Soon thereafter, the country seems to have collapsed into civil war. In Upper Egypt, Amenhotep’s successor as high priest, Herihor, had his name inscribed in a cartouche, as a pharaoh would, while Lower Egypt was taken over by Nesbanebdjed, a native of Mendes in the Delta, whom Manetho called Smendes, perhaps fusing the name of his city with his personal name which must have been quite unmanageable in Greek. Some Egyptologists believe that Nesbanebdjed and Herihor were compatriots, and together overthrew Rameses XI, dividing the country between themselves. And so at last, the magnificent New Kingdom came to an end.

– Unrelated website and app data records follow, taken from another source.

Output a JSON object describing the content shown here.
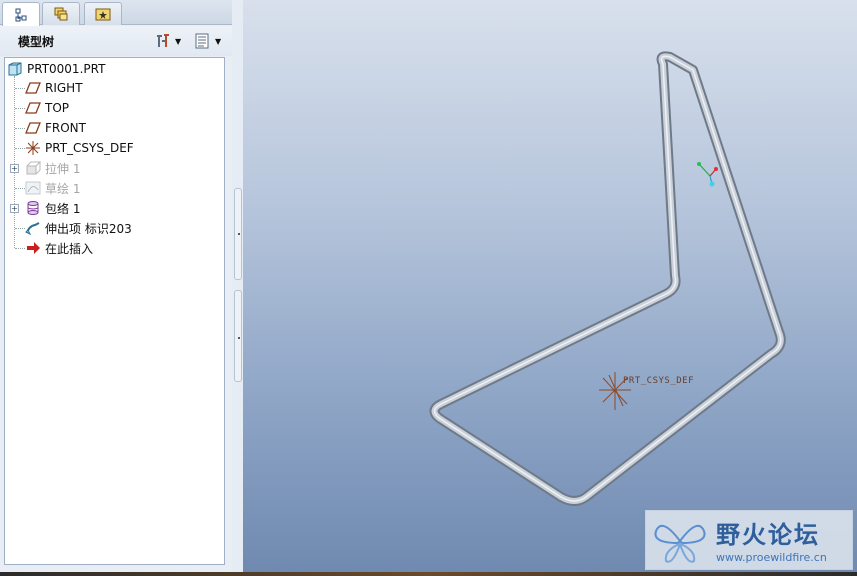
{
  "nav_tabs": [
    {
      "name": "model-tree-tab",
      "icon": "tree-icon",
      "active": true
    },
    {
      "name": "layers-tab",
      "icon": "layers-icon",
      "active": false
    },
    {
      "name": "favorites-tab",
      "icon": "star-folder-icon",
      "active": false
    }
  ],
  "tree_panel": {
    "title": "模型树",
    "settings_icon": "tools-icon",
    "show_icon": "list-icon"
  },
  "tree": [
    {
      "label": "PRT0001.PRT",
      "icon": "part-icon",
      "dim": false,
      "expander": false
    },
    {
      "label": "RIGHT",
      "icon": "datum-plane-icon",
      "dim": false,
      "expander": false
    },
    {
      "label": "TOP",
      "icon": "datum-plane-icon",
      "dim": false,
      "expander": false
    },
    {
      "label": "FRONT",
      "icon": "datum-plane-icon",
      "dim": false,
      "expander": false
    },
    {
      "label": "PRT_CSYS_DEF",
      "icon": "csys-icon",
      "dim": false,
      "expander": false
    },
    {
      "label": "拉伸 1",
      "icon": "extrude-icon",
      "dim": true,
      "expander": true
    },
    {
      "label": "草绘 1",
      "icon": "sketch-icon",
      "dim": true,
      "expander": false
    },
    {
      "label": "包络 1",
      "icon": "wrap-icon",
      "dim": false,
      "expander": true
    },
    {
      "label": "伸出项 标识203",
      "icon": "sweep-icon",
      "dim": false,
      "expander": false
    },
    {
      "label": "在此插入",
      "icon": "insert-arrow-icon",
      "dim": false,
      "expander": false
    }
  ],
  "viewport": {
    "csys_label": "PRT_CSYS_DEF",
    "background_top": "#d8e0ec",
    "background_bottom": "#6f89b0",
    "tube_color": "#a9b3bf"
  },
  "watermark": {
    "title": "野火论坛",
    "url": "www.proewildfire.cn"
  }
}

Although most of Ramesses III reign was prosperous and the king made many gifts to the temples, toward the end there were problems. First there was a strike because monthly food rations were overdue. More serious was the discovery that several of his wives and officials in his harem were in a plot to kill him. As punishment, some of the plotters were allowed to kill themselves, while others lived, but got there noses and ears off.

The next eight pharohs were all called Ramesses, and under them Egypt lost the what was left of it's empire and became increasingly unstable. This is list of the the dynasty pharaohs:

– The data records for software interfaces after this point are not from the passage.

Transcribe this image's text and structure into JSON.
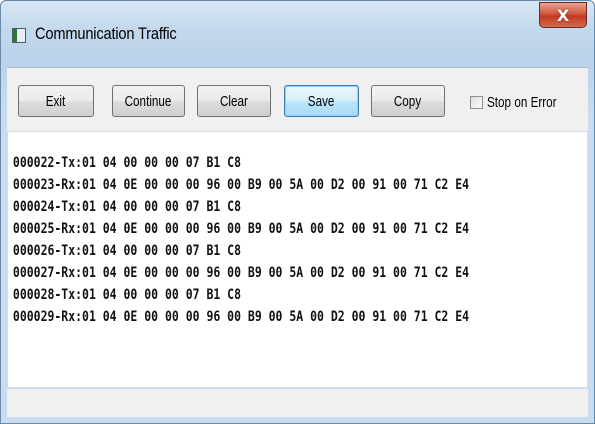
{
  "window": {
    "title": "Communication Traffic",
    "close_glyph": "X"
  },
  "toolbar": {
    "exit_label": "Exit",
    "continue_label": "Continue",
    "clear_label": "Clear",
    "save_label": "Save",
    "copy_label": "Copy",
    "stop_on_error_label": "Stop on Error",
    "stop_on_error_checked": false
  },
  "log": {
    "lines": [
      "000022-Tx:01 04 00 00 00 07 B1 C8",
      "000023-Rx:01 04 0E 00 00 00 96 00 B9 00 5A 00 D2 00 91 00 71 C2 E4",
      "000024-Tx:01 04 00 00 00 07 B1 C8",
      "000025-Rx:01 04 0E 00 00 00 96 00 B9 00 5A 00 D2 00 91 00 71 C2 E4",
      "000026-Tx:01 04 00 00 00 07 B1 C8",
      "000027-Rx:01 04 0E 00 00 00 96 00 B9 00 5A 00 D2 00 91 00 71 C2 E4",
      "000028-Tx:01 04 00 00 00 07 B1 C8",
      "000029-Rx:01 04 0E 00 00 00 96 00 B9 00 5A 00 D2 00 91 00 71 C2 E4"
    ]
  }
}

Setnakhte 1185–1182
Ramesses III 1182–1151
Ramesses IV 1151–1145
Ramesses V 1145–1141
Ramesses VI 1141–1133
Ramesses VII 1133–1126
Ramesses VIII 1133–1126
Ramesses IX 1126–1108
Ramesses X 1108–1098
Ramesses XI 1098–1070

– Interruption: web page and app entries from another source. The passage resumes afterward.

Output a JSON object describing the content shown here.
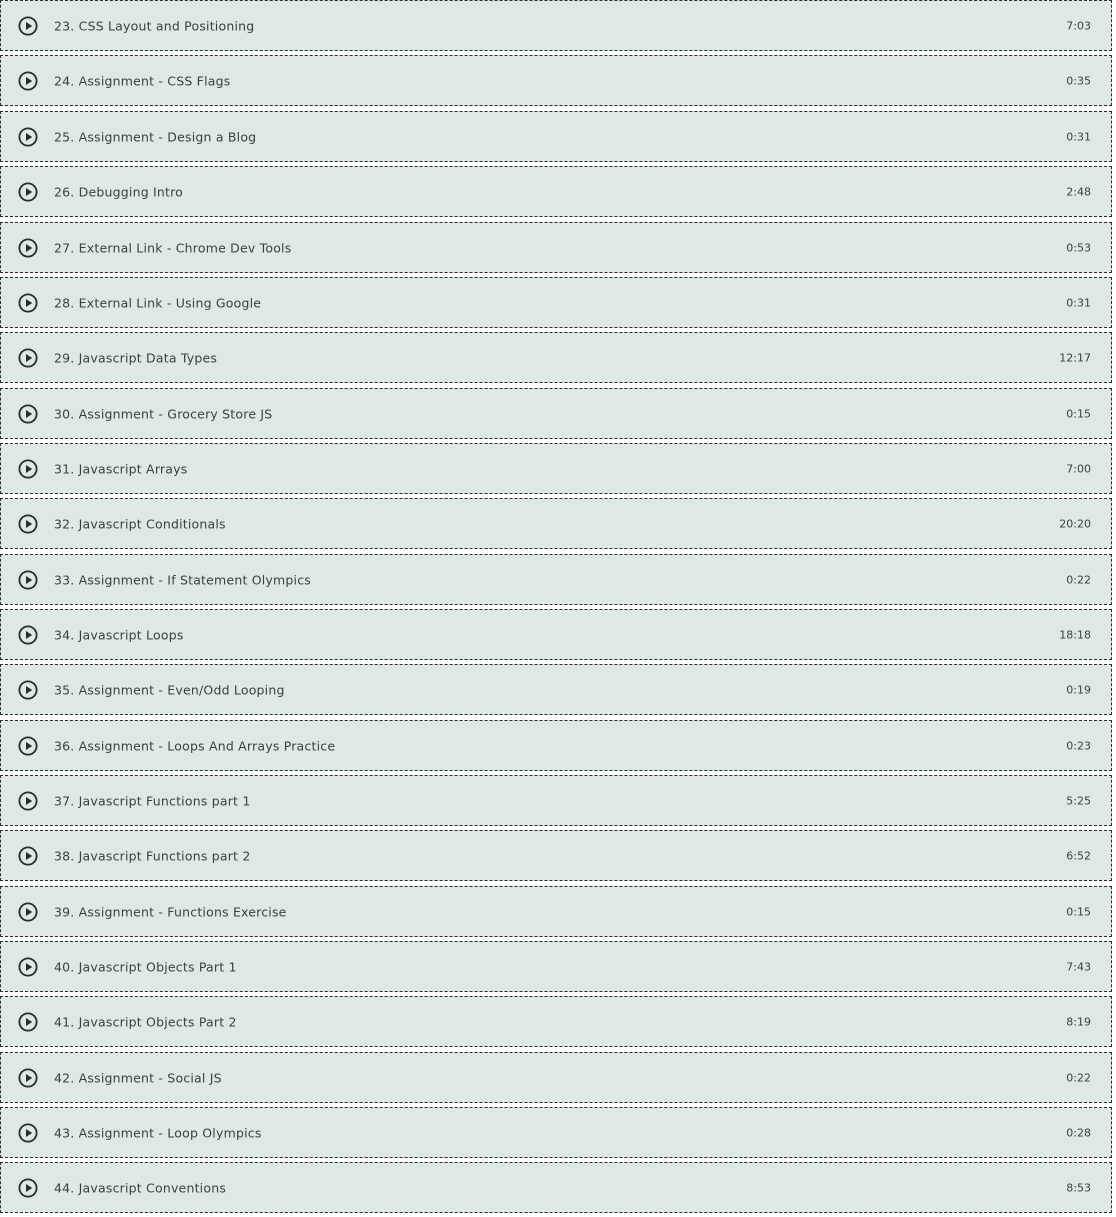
{
  "lectures": [
    {
      "title": "23. CSS Layout and Positioning",
      "duration": "7:03"
    },
    {
      "title": "24. Assignment - CSS Flags",
      "duration": "0:35"
    },
    {
      "title": "25. Assignment - Design a Blog",
      "duration": "0:31"
    },
    {
      "title": "26. Debugging Intro",
      "duration": "2:48"
    },
    {
      "title": "27. External Link - Chrome Dev Tools",
      "duration": "0:53"
    },
    {
      "title": "28. External Link - Using Google",
      "duration": "0:31"
    },
    {
      "title": "29. Javascript Data Types",
      "duration": "12:17"
    },
    {
      "title": "30. Assignment - Grocery Store JS",
      "duration": "0:15"
    },
    {
      "title": "31. Javascript Arrays",
      "duration": "7:00"
    },
    {
      "title": "32. Javascript Conditionals",
      "duration": "20:20"
    },
    {
      "title": "33. Assignment - If Statement Olympics",
      "duration": "0:22"
    },
    {
      "title": "34. Javascript Loops",
      "duration": "18:18"
    },
    {
      "title": "35. Assignment - Even/Odd Looping",
      "duration": "0:19"
    },
    {
      "title": "36. Assignment - Loops And Arrays Practice",
      "duration": "0:23"
    },
    {
      "title": "37. Javascript Functions part 1",
      "duration": "5:25"
    },
    {
      "title": "38. Javascript Functions part 2",
      "duration": "6:52"
    },
    {
      "title": "39. Assignment - Functions Exercise",
      "duration": "0:15"
    },
    {
      "title": "40. Javascript Objects Part 1",
      "duration": "7:43"
    },
    {
      "title": "41. Javascript Objects Part 2",
      "duration": "8:19"
    },
    {
      "title": "42. Assignment - Social JS",
      "duration": "0:22"
    },
    {
      "title": "43. Assignment - Loop Olympics",
      "duration": "0:28"
    },
    {
      "title": "44. Javascript Conventions",
      "duration": "8:53"
    }
  ],
  "icons": {
    "play": "play-circle-icon"
  },
  "colors": {
    "row_background": "#dde9e2",
    "text": "#3b3f44",
    "border": "#2c2c2c"
  }
}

The Twentieth Dynasty events:

- Internal weakening

- Libyan and Nubia resurgence

- Invasion of the Sea Peoples

- In the Twentieth Dynasty Rameses III (1195-1164 B.C.) pursued the retreating "Sea Peoples," whom he had repulsed in their attempted invasion of the Nile Delta, along the Mediterranean coast into Syria. He seems to have made no attempt, however, to recapture the coastal towns. Gaza alone, so far as his records show, fell into his hands. Before the end of his reign Egypt was compelled to abandon the whole of her Asiatic dependencies.

- Rameses III lead the war against the Sea Peoples 1180-1173. His temple at Medinat Habu

- Steady decay in Egyptian military power increasing use of foreign mercenaries difficult shift to iron age.

- Infiltration of Egypt by Libyans, Nubians, Semitic and Aegean Peoples

- Great Iron Age Migration of peoples c. 1230-1100. Conquest of Anatolia (= Trojan war, fall of Hittites). Syria Palestine (= Philistines, Israelites). Italy (= Sicily, Sardina, Etruscans). Greece (= Collapse of Mycenaeans, Greek Dark Ages). Two of the Great Epics of World History = Homer and OT conquests.

- Decline in trade, military and social upheaval, general dissaray. Loss of Syrian, Nubia and Oases domains. Egypt survives as Kingdom.

- Decline in absolute authority of Pharaoh, Revolt vs. Pharaoh by Herihor establishing 21st Dyansty c. 108

- The Twentieth Dynasty began by looking very favorably on this god, as is shown in the name of its founder Setnakt, "Set is Mighty." There is also considerable evidence that the set cult was favored among artisans of the time (see Romer's Ancient Lives, Henry Holt, 1984, and if you've got as copy of Stephen Quirk's Ancient Egyptian Religion check out the beautiful Stella of Aapehty -- probably the most beautiful surviving example of Setian art).

- By the end of the Twentieth Dynasty, as the funerary cult of Osiris became the dominate force in popular Egyptian religion,more and more, Set as the murderer of Osiris became the Evil One. In fact by the Twenty Sixth dynasty it was a common practice to disfigure any representations of Set. He became -- for all practical purposes the Christian devil. Some scholars have even derived the name Satan from Set-Hen, a cult title meaning the Majesty of Set, but I am dubious of this particular derivation.

- Soon after the Twentieth Dynasty in Egypt, the Egyptians lost control over Nubia and the land was plunged into a dark age. Around 900 B.C., evidence of a Nubian monarchy begins to emerge…By 770 B.C., these kings were extending their rule to the North. Soon …Egypt [was under] Nubian control. The Kings now wore the crown of the double cobra – signifying the unity of both Egypt and Nubia.

After the end of the 20th Dynasty Egypt was divided between the High Preist at Thebes and the Vizier of lower Egypt, Smendes who ruled from Tanis. And as usual, at times when Egypt was in turmoil conquerors came.